Next Steps

If you have inadvertently fallen prey to a phishing message and provided your Framingham credentials after clicking on a malicious link, you should immediately do the following:

  • Reset your FSU password as soon as possible by following the instructions here.
  • Run an antivirus scan on your device.
  • Notify the Help Desk if you haven't already done so so that IT is aware of what happened and can help watch for suspicious activity associated with your account.
  • Don't be ashamed! These messages are constantly changing, so help others stay aware and avoid phishing emails/scams by sharing how this particular message tripped you up and what you've learned to watch out for in the future.

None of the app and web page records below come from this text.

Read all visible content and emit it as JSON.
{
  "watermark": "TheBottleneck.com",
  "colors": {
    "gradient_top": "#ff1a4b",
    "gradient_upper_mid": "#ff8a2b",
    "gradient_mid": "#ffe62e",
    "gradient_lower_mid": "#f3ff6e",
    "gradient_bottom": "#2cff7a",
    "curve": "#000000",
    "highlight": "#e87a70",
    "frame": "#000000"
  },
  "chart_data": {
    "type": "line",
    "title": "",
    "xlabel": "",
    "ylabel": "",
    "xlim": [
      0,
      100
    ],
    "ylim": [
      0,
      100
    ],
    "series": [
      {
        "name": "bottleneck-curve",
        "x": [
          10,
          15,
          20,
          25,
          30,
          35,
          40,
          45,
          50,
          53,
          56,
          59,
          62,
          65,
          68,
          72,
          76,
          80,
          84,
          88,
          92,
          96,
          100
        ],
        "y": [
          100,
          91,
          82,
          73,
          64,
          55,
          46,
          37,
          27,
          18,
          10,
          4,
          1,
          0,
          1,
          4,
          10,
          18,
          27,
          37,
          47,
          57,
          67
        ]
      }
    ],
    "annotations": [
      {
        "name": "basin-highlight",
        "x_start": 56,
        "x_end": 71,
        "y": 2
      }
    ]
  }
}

If you have inadvertently fallen prey to a phishing message and provided personally identifiable information such as your social security number, you may become the victim of identity theft: 

The Federal Trade Commission has resources for victims of identity theft to create recovery plans and take active steps toward minimizing the impact and repairing any damage.

  • Reset your FSU password as soon as possible by following the instructions here.
  • Visit www.identitytheft.gov
  • Create a recovery plan by:
    • Using their guided assistant feature, or
    • Reviewing their complete list of possible recovery steps
  • Execute the recovery plan
  • Notify the Help Desk if you haven't already done so so that IT is aware of what happened and can help watch for suspicious activity associated with your account
  • Don't be ashamed! These messages are constantly changing, so help others stay aware and avoid phishing emails/scams by sharing how this particular message tripped you up and what you've learned to watch out for in the future.

Some of the possible steps included in a recovery plan could include, but are not limited to:

  • Consider filing a complaint with the FTC
  • Review the IRS Guide to Identity Theft: https://www.irs.gov/uac/taxpayer-guide-to-identity-theft
  • Contact one of the three major credit bureaus to place a ‘fraud alert’ on your credit records:
  • Contact your financial institutions and ask them to review your accounts with you.
  • If your SSN is compromised and you know or suspect you are a victim of tax-related identity theft, the IRS recommends these additional steps:
    • Respond immediately to any IRS notice; call the number provided or, if instructed, go to IDVerify.irs.gov.
    • Complete IRS Form 14039, Identity Theft Affidavit, if your e-filed return rejects because of a duplicate filing under your SSN or if you are instructed to do so. Use a fillable form at IRS.gov, print, then attach the form to your return and mail according to instructions.
100% helpful - 1 review
Print Article

Details

Article ID: 144496
Created
Tue 6/28/22 8:42 AM
Modified
Tue 4/16/24 9:43 AM